In the seventeenth century, Maria Sybilla Merian was the first to study and depict ecologically accurate insect life cycles foreshadowed contemporary ecology
Field Sketching LINE AND WASH
Field sketches are an effective way of building observational learning experiences that have a geographical focus or intent.
In geography, we use field sketches to record information when studying places outside the classroom allowing us to highlight and annotate the key features of a place being observed. Field and photo sketches can also be used to illustrate stories and reports.
When drawing field sketches, you should not seek to reproduce every element of the place (landscape) being observed. Rather, you should highlight the principal geographical features being observed.
Sketches are judged on their ability to communicate information rather than their artistic merit. However, with practice in direct observation, your artistic skills will improve!
Focus on the features to be sketched. It may be helpful to use a viewing frame (a rectangular frame approximately the same shape as the sheet of paper on which the sketch is to be drawn).
Divide the scene into three parts:
b middle distance
Sketch in the main features or lines of the scene you are observing. This may include the horizon and other prominent landform features.
Mark in other prominent features or lines (such as roads, railway lines and rivers). These provide reference points for the addition of more detailed features.
Add detail if appropriate. The details might include buildings, trees and fences.
Add notation of shaded areas, color and observations about the scene or environment.
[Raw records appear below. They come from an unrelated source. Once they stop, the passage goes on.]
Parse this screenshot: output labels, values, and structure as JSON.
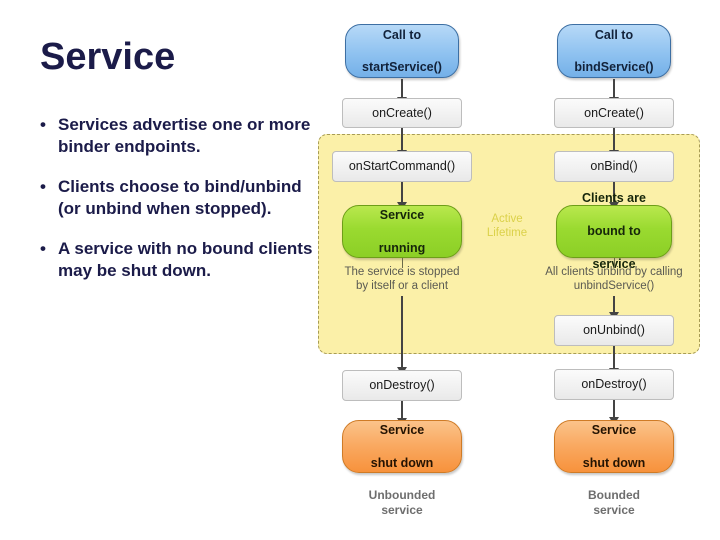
{
  "slide": {
    "title": "Service",
    "bullets": [
      "Services advertise one or more binder endpoints.",
      "Clients choose to bind/unbind (or unbind when stopped).",
      "A service with no bound clients may be shut down."
    ],
    "bullet_marker": "•"
  },
  "diagram": {
    "active_region_label": "Active\nLifetime",
    "active_region_label_line1": "Active",
    "active_region_label_line2": "Lifetime",
    "unbounded": {
      "caption_line1": "Unbounded",
      "caption_line2": "service",
      "start_line1": "Call to",
      "start_line2": "startService()",
      "on_create": "onCreate()",
      "on_start_command": "onStartCommand()",
      "running_line1": "Service",
      "running_line2": "running",
      "stop_note_line1": "The service is stopped",
      "stop_note_line2": "by itself or a client",
      "on_destroy": "onDestroy()",
      "shutdown_line1": "Service",
      "shutdown_line2": "shut down"
    },
    "bounded": {
      "caption_line1": "Bounded",
      "caption_line2": "service",
      "start_line1": "Call to",
      "start_line2": "bindService()",
      "on_create": "onCreate()",
      "on_bind": "onBind()",
      "bound_line1": "Clients are",
      "bound_line2": "bound to",
      "bound_line3": "service",
      "unbind_note_line1": "All clients unbind by calling",
      "unbind_note_line2": "unbindService()",
      "on_unbind": "onUnbind()",
      "on_destroy": "onDestroy()",
      "shutdown_line1": "Service",
      "shutdown_line2": "shut down"
    }
  },
  "colors": {
    "title": "#1b1b49",
    "active_region_fill": "#fbf0a8",
    "active_region_border": "#a89c55",
    "start_node": "#8fc2f0",
    "running_node": "#9ada30",
    "shutdown_node": "#f9a961",
    "step_node": "#f3f3f3"
  }
}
Avoid making the sketch too cluttered.
Label the main features shown in your sketch.
NO PENCIL—use only Micron Pen to record your observations
Use all your senses-leave electronics behind!
Annotate – your observations by adding comments your drawing such as the date, weather, sounds, etc
Use various sketching techniques: Blind Contour, Contour, Gestural
Add small textural details if needed and watercolor wash
Always good to watch YouTube Videos especially if you missed the demo